[TASK INPUTS — start]
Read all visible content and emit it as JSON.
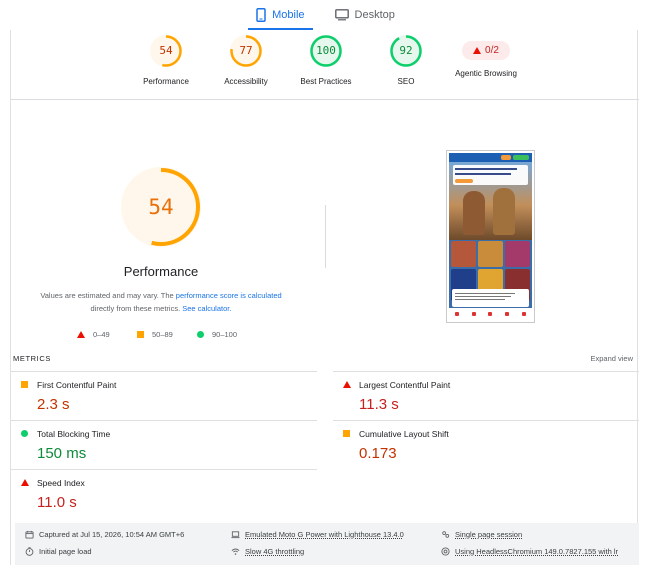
{
  "device_tabs": [
    {
      "label": "Mobile",
      "active": true,
      "icon": "phone-icon"
    },
    {
      "label": "Desktop",
      "active": false,
      "icon": "monitor-icon"
    }
  ],
  "categories": [
    {
      "label": "Performance",
      "score": "54",
      "status": "average"
    },
    {
      "label": "Accessibility",
      "score": "77",
      "status": "average"
    },
    {
      "label": "Best Practices",
      "score": "100",
      "status": "pass"
    },
    {
      "label": "SEO",
      "score": "92",
      "status": "pass"
    },
    {
      "label": "Agentic Browsing",
      "score": "0/2",
      "status": "fail"
    }
  ],
  "summary": {
    "score": "54",
    "score_fraction": 0.54,
    "title": "Performance",
    "note_part1": "Values are estimated and may vary. The ",
    "note_link1": "performance score is calculated",
    "note_part2": " directly from these metrics. ",
    "note_link2": "See calculator."
  },
  "legend": [
    {
      "range": "0–49",
      "shape": "triangle",
      "color": "#eb0f00"
    },
    {
      "range": "50–89",
      "shape": "square",
      "color": "#ffa400"
    },
    {
      "range": "90–100",
      "shape": "circle",
      "color": "#0cce6b"
    }
  ],
  "metrics": {
    "title": "METRICS",
    "expand_label": "Expand view",
    "items": [
      {
        "name": "First Contentful Paint",
        "value": "2.3 s",
        "status": "average"
      },
      {
        "name": "Largest Contentful Paint",
        "value": "11.3 s",
        "status": "fail"
      },
      {
        "name": "Total Blocking Time",
        "value": "150 ms",
        "status": "pass"
      },
      {
        "name": "Cumulative Layout Shift",
        "value": "0.173",
        "status": "average"
      },
      {
        "name": "Speed Index",
        "value": "11.0 s",
        "status": "fail"
      }
    ]
  },
  "runtime": {
    "captured": "Captured at Jul 15, 2026, 10:54 AM GMT+6",
    "load": "Initial page load",
    "device": "Emulated Moto G Power with Lighthouse 13.4.0",
    "throttling": "Slow 4G throttling",
    "session": "Single page session",
    "browser": "Using HeadlessChromium 149.0.7827.155 with lr"
  },
  "colors": {
    "accent": "#1a73e8",
    "average": "#ffa400",
    "pass": "#0cce6b",
    "fail": "#eb0f00"
  }
}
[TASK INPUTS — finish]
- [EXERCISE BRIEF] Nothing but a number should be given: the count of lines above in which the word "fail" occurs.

- [RESULT FOR THIS TASK] 4